◆ Required action:
Every entry that appears below is to be output exactly.

Data records below:

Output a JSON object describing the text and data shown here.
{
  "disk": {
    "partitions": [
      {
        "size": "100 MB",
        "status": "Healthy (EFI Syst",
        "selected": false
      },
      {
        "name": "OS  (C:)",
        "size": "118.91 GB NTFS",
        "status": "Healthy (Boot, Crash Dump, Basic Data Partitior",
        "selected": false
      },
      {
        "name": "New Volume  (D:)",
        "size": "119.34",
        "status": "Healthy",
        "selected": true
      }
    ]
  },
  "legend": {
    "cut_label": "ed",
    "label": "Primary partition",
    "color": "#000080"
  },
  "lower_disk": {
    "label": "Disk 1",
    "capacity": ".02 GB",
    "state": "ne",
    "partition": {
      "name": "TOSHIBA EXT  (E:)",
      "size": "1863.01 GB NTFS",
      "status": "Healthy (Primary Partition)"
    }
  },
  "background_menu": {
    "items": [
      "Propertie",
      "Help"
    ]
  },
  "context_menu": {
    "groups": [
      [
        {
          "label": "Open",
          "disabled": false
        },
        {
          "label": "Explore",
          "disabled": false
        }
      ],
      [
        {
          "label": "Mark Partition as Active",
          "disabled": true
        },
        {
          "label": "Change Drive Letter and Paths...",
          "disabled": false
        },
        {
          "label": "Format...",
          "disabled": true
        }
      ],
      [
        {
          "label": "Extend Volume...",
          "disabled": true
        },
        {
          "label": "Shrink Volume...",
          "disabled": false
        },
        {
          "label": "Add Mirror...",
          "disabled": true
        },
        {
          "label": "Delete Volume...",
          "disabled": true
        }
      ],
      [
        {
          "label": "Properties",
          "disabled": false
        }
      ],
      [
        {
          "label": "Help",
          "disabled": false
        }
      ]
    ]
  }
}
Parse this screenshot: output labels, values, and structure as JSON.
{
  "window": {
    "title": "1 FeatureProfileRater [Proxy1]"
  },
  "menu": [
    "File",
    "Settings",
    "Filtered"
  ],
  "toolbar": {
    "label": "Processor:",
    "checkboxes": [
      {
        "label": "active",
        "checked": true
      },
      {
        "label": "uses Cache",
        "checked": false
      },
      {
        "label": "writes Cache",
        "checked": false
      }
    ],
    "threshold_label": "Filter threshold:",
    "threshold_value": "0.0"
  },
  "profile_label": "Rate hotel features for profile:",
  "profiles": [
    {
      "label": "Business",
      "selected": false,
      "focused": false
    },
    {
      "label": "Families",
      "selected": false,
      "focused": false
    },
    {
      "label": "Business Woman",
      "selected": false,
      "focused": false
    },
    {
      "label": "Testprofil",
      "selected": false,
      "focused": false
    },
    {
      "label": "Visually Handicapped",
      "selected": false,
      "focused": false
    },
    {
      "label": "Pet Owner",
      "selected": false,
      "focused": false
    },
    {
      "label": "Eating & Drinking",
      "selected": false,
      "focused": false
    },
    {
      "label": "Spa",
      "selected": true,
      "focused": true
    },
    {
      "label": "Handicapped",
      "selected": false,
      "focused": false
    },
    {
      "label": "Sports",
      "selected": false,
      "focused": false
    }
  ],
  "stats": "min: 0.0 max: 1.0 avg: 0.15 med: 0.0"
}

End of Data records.

◆ Solution to this task:
Output a JSON object describing the text and data shown here.
{
  "disk": {
    "partitions": [
      {
        "size": "100 MB",
        "status": "Healthy (EFI Syst",
        "selected": false
      },
      {
        "name": "OS  (C:)",
        "size": "118.91 GB NTFS",
        "status": "Healthy (Boot, Crash Dump, Basic Data Partitior",
        "selected": false
      },
      {
        "name": "New Volume  (D:)",
        "size": "119.34",
        "status": "Healthy",
        "selected": true
      }
    ]
  },
  "legend": {
    "cut_label": "ed",
    "label": "Primary partition",
    "color": "#000080"
  },
  "lower_disk": {
    "label": "Disk 1",
    "capacity": ".02 GB",
    "state": "ne",
    "partition": {
      "name": "TOSHIBA EXT  (E:)",
      "size": "1863.01 GB NTFS",
      "status": "Healthy (Primary Partition)"
    }
  },
  "background_menu": {
    "items": [
      "Propertie",
      "Help"
    ]
  },
  "context_menu": {
    "groups": [
      [
        {
          "label": "Open",
          "disabled": false
        },
        {
          "label": "Explore",
          "disabled": false
        }
      ],
      [
        {
          "label": "Mark Partition as Active",
          "disabled": true
        },
        {
          "label": "Change Drive Letter and Paths...",
          "disabled": false
        },
        {
          "label": "Format...",
          "disabled": true
        }
      ],
      [
        {
          "label": "Extend Volume...",
          "disabled": true
        },
        {
          "label": "Shrink Volume...",
          "disabled": false
        },
        {
          "label": "Add Mirror...",
          "disabled": true
        },
        {
          "label": "Delete Volume...",
          "disabled": true
        }
      ],
      [
        {
          "label": "Properties",
          "disabled": false
        }
      ],
      [
        {
          "label": "Help",
          "disabled": false
        }
      ]
    ]
  }
}
Parse this screenshot: output labels, values, and structure as JSON.
{
  "window": {
    "title": "1 FeatureProfileRater [Proxy1]"
  },
  "menu": [
    "File",
    "Settings",
    "Filtered"
  ],
  "toolbar": {
    "label": "Processor:",
    "checkboxes": [
      {
        "label": "active",
        "checked": true
      },
      {
        "label": "uses Cache",
        "checked": false
      },
      {
        "label": "writes Cache",
        "checked": false
      }
    ],
    "threshold_label": "Filter threshold:",
    "threshold_value": "0.0"
  },
  "profile_label": "Rate hotel features for profile:",
  "profiles": [
    {
      "label": "Business",
      "selected": false,
      "focused": false
    },
    {
      "label": "Families",
      "selected": false,
      "focused": false
    },
    {
      "label": "Business Woman",
      "selected": false,
      "focused": false
    },
    {
      "label": "Testprofil",
      "selected": false,
      "focused": false
    },
    {
      "label": "Visually Handicapped",
      "selected": false,
      "focused": false
    },
    {
      "label": "Pet Owner",
      "selected": false,
      "focused": false
    },
    {
      "label": "Eating & Drinking",
      "selected": false,
      "focused": false
    },
    {
      "label": "Spa",
      "selected": true,
      "focused": true
    },
    {
      "label": "Handicapped",
      "selected": false,
      "focused": false
    },
    {
      "label": "Sports",
      "selected": false,
      "focused": false
    }
  ],
  "stats": "min: 0.0 max: 1.0 avg: 0.15 med: 0.0"
}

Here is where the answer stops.